SOURCE INFORMATION below:

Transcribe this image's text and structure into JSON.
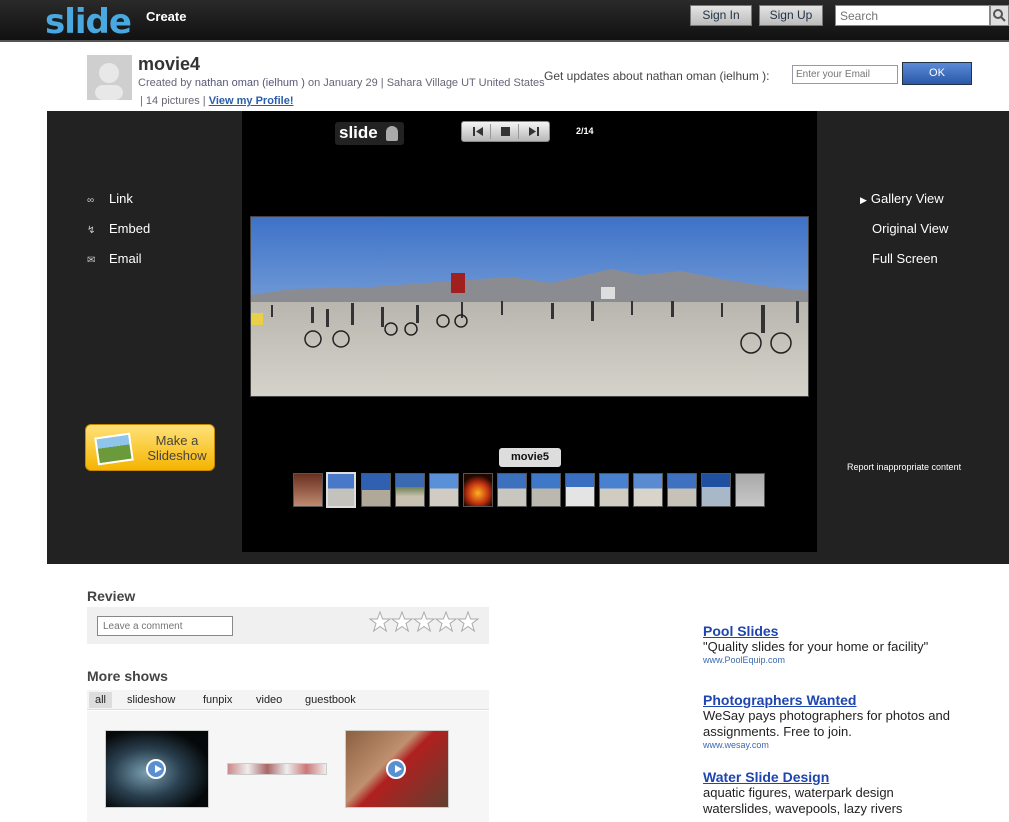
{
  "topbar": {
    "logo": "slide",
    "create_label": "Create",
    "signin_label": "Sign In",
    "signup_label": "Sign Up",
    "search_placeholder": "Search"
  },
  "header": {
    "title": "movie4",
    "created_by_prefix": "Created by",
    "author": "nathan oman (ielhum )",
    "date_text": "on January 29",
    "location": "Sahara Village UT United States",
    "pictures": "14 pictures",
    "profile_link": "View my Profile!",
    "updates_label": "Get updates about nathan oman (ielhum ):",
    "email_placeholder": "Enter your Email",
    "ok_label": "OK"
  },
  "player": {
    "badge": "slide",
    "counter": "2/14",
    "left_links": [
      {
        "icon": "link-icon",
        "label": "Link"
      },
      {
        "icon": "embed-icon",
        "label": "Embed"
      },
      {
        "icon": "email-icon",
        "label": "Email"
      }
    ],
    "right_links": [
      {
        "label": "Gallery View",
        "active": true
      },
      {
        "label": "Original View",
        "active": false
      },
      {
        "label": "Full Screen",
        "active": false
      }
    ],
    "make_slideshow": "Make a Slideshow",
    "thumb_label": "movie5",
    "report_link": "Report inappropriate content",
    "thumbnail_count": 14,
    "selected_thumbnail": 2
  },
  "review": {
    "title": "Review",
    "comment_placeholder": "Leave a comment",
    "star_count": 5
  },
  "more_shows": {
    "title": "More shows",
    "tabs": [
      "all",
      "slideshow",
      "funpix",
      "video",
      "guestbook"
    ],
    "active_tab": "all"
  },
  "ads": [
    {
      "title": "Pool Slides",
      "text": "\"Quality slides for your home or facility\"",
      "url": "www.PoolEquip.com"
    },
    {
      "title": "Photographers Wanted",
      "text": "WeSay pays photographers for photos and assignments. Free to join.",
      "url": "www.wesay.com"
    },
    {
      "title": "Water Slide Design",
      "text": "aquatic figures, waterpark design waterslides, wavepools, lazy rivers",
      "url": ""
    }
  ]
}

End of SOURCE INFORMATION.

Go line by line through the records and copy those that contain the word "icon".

        "icon": "link-icon",
        "icon": "embed-icon",
        "icon": "email-icon",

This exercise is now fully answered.